Below is a sped-up video by Danielle Fradet from up at Bird Haven, banding the last box of nestlings there (ash-throated flycatchers) in mid July. (Click the image below to view the video on the MWFB Instagram page!)

Almost all the songbird nestboxes were used this year. At Russell Ranch a few weeks ago, one tree swallow pair seemed to be using a duck nestbox too!

Tree swallow looking out of a large nestbox made for ducks. Photo by Monica Burnett.

Earlier in July, Dr Kevin Keel spotted one of our banded adult tree swallows at Lake Solano. He sent along the lovely photo below. This bird was most likely banded one or two years ago in Winters.

Tree swallow adult with aluminum USGS band visible on its leg. Photo by Dr. Kevin Keel.

Now we only have a few boxes to check to see if they fledged successfully this week and the next. We’ll be switching to mostly indoor work with the data again now that the breeding season is done. It will be nice to be out of the hot weather more, but I hope to still see young songbirds around nearby.
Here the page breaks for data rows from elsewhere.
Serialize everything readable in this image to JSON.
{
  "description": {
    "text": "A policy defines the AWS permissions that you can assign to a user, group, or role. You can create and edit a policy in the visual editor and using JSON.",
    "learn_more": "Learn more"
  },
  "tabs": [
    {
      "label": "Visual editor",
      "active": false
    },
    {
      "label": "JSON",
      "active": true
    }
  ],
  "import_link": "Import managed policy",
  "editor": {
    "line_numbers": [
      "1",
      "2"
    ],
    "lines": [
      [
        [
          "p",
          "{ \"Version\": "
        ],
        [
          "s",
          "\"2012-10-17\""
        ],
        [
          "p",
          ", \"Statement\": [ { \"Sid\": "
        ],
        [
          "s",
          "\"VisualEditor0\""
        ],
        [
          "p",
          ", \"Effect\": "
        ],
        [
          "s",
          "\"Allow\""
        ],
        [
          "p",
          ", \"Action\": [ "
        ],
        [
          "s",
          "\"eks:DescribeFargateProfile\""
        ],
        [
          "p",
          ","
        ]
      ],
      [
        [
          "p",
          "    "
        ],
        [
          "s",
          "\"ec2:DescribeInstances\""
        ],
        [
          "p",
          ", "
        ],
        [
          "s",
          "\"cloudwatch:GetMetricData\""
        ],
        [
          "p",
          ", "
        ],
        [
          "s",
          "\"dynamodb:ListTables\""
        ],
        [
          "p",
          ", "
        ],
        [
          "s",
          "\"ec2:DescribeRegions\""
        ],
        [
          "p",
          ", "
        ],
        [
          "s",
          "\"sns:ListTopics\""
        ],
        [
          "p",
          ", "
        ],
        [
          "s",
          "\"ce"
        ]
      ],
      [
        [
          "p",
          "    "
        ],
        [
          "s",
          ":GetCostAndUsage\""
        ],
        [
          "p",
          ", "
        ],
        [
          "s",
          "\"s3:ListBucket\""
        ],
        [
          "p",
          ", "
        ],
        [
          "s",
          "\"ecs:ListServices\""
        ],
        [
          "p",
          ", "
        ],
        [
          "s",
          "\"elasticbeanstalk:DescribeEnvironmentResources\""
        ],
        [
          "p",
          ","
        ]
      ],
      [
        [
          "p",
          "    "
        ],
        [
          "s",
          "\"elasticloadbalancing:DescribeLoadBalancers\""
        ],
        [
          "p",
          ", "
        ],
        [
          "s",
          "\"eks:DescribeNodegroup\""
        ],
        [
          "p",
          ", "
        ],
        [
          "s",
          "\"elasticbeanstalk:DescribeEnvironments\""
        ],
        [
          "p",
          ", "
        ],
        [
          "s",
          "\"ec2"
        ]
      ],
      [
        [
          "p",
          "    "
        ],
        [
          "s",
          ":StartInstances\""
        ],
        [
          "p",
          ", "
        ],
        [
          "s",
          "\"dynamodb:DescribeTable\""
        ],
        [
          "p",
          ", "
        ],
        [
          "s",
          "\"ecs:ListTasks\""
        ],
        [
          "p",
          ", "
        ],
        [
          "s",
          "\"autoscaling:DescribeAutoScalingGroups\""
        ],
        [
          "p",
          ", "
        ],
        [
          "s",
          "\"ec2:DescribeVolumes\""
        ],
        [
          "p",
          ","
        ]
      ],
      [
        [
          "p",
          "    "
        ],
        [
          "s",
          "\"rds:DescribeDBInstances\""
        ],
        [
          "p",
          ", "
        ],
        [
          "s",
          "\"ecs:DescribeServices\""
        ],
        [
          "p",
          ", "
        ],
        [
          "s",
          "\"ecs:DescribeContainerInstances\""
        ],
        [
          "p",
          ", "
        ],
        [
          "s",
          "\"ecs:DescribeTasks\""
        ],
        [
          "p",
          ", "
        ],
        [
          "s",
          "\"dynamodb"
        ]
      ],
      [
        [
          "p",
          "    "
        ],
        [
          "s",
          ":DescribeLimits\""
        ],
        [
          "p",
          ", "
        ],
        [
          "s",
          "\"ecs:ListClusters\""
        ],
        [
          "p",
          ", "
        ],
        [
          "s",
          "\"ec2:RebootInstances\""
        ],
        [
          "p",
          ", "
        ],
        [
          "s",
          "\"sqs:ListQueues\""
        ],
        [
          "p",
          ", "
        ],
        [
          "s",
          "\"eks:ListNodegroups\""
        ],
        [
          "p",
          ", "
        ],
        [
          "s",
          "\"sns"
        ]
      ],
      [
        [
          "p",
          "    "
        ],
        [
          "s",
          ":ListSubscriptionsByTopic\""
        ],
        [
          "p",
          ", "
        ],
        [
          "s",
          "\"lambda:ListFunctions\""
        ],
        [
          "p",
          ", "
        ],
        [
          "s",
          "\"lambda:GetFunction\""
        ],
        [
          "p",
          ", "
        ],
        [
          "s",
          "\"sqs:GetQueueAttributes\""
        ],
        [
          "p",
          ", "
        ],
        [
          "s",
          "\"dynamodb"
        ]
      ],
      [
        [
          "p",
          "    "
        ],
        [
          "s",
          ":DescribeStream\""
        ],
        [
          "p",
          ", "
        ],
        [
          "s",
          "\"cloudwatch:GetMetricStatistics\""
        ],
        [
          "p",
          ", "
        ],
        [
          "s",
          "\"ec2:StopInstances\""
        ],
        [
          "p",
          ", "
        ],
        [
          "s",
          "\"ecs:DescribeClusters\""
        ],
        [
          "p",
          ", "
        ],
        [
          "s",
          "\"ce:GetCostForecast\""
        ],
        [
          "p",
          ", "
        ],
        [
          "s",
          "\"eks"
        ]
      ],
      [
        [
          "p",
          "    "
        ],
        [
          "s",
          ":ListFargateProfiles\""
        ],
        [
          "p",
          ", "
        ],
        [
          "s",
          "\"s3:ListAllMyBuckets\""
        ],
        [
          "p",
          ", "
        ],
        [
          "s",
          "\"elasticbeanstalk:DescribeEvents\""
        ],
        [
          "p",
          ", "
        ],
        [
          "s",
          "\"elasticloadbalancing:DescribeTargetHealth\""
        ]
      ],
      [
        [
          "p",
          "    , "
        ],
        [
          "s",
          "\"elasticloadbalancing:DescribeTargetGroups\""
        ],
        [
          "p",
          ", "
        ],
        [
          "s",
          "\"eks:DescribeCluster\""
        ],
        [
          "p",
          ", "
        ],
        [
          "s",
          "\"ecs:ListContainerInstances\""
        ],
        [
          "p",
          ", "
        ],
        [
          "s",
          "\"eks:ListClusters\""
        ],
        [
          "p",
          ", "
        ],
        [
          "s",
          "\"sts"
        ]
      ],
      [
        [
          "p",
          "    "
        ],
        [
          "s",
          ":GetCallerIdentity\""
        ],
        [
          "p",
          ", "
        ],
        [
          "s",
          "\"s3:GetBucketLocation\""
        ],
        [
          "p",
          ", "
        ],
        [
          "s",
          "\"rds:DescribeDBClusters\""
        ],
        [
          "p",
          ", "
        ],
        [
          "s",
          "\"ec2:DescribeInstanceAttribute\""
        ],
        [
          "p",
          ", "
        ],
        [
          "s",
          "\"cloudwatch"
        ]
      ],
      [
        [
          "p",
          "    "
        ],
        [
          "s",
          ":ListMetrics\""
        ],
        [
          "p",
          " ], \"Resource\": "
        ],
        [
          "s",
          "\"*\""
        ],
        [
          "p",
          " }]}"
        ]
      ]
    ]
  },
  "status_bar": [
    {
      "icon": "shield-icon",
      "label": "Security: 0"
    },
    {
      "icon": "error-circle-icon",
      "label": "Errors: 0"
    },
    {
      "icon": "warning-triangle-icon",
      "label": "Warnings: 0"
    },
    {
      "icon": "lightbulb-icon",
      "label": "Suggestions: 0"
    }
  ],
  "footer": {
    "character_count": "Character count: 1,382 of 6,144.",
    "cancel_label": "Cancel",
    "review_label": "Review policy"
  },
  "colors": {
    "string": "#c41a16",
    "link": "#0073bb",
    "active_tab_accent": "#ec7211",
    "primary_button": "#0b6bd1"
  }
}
Western bluebird nestling in hand, about to be banded. Photo by Hanika Cook.
Tree swallow nestling being held on its banding day. Photo by Hanika Cook.
Putah Creek surrounded by green vegetation at Interdam near Lake Berryessa. Photo by Hanika Cook.



There are a lot of young birds out and about lately along Putah Creek and elsewhere. Most of the nestlings have fledged by now, but they often stick around their old nestbox areas for a while. You might see them at the various parks along the creek in Davis and Winters, and they may be wearing our color bands on their legs, like this fledgling seen by Mary K. Hanson.

Western bluebird fledgling near the UC Davis Arboretum where it had hatched less than two months ago. Photo by Mary K. Hanson.
Another angle of this fledgling. The visible color bands allow us to look in our records and find where this bird came from and how old it is. Photo by Mary K. Hanson.

The color bands allow us to find the bird’s information in our records, including where and when it was banded among other details. This fledgling, like most young western bluebirds, also has many little white spots on its back and breast, as well a wide yellow gape along the sides of its bill. These are all indicators that this bird is less than a year old. Another way to tell is if the bird receives food or begs from another, though this bird has started finding its own food.

We are still waiting for some eggs to hatch in our nestboxes. Bluebirds, tree swallows, and ash-throated flycatchers are still active along Putah Creek and in the Davis Nestbox Network at various stages of nesting. The weather has been pretty nice and the birds seem generally healthier overall than last year. We’re looking forward to seeing more fledglings soon!

Ash-throated flycatcher eggs near Dry Creek in Winters. Photo by Hanika Cook


Summer banding

New eggs are being laid in many of the nestboxes as our birds start their second nests or get a late start. Meanwhile there are always at least a few birds that are old enough to be banded each week. Ash-throated flycatchers are still in the middle of their main nesting season, which is usually shorter and later than it is for our more common nestbox species (tree swallows and western bluebirds). House wrens seem to be done raising nestlings this year on Putah Creek.

It’s consistently hot here in the middle of the day lately, so our crews usually work in the mornings to beat the heat. Though it won’t be as busy as May, the banding season continues!

Ash-throated flycatcher nestling banded at Bird Haven, from the first box banded of this species up there this season. Photo by Danielle Fradet
Small tree swallow nestling in Winters opening its wings. Photo by Hanika Cook
tree swallow nestling in someone's hand
Older tree swallow nestling in Winters, just banded. Photo by Hanika Cook
Nestbox monitors Michelle Mah (left) and Estefania Maravillas (right) banding western bluebirds at Russell Ranch. Photo by Michelle Mah
Bluebird nestling with new bands in Winters. Photo by Hanika Cook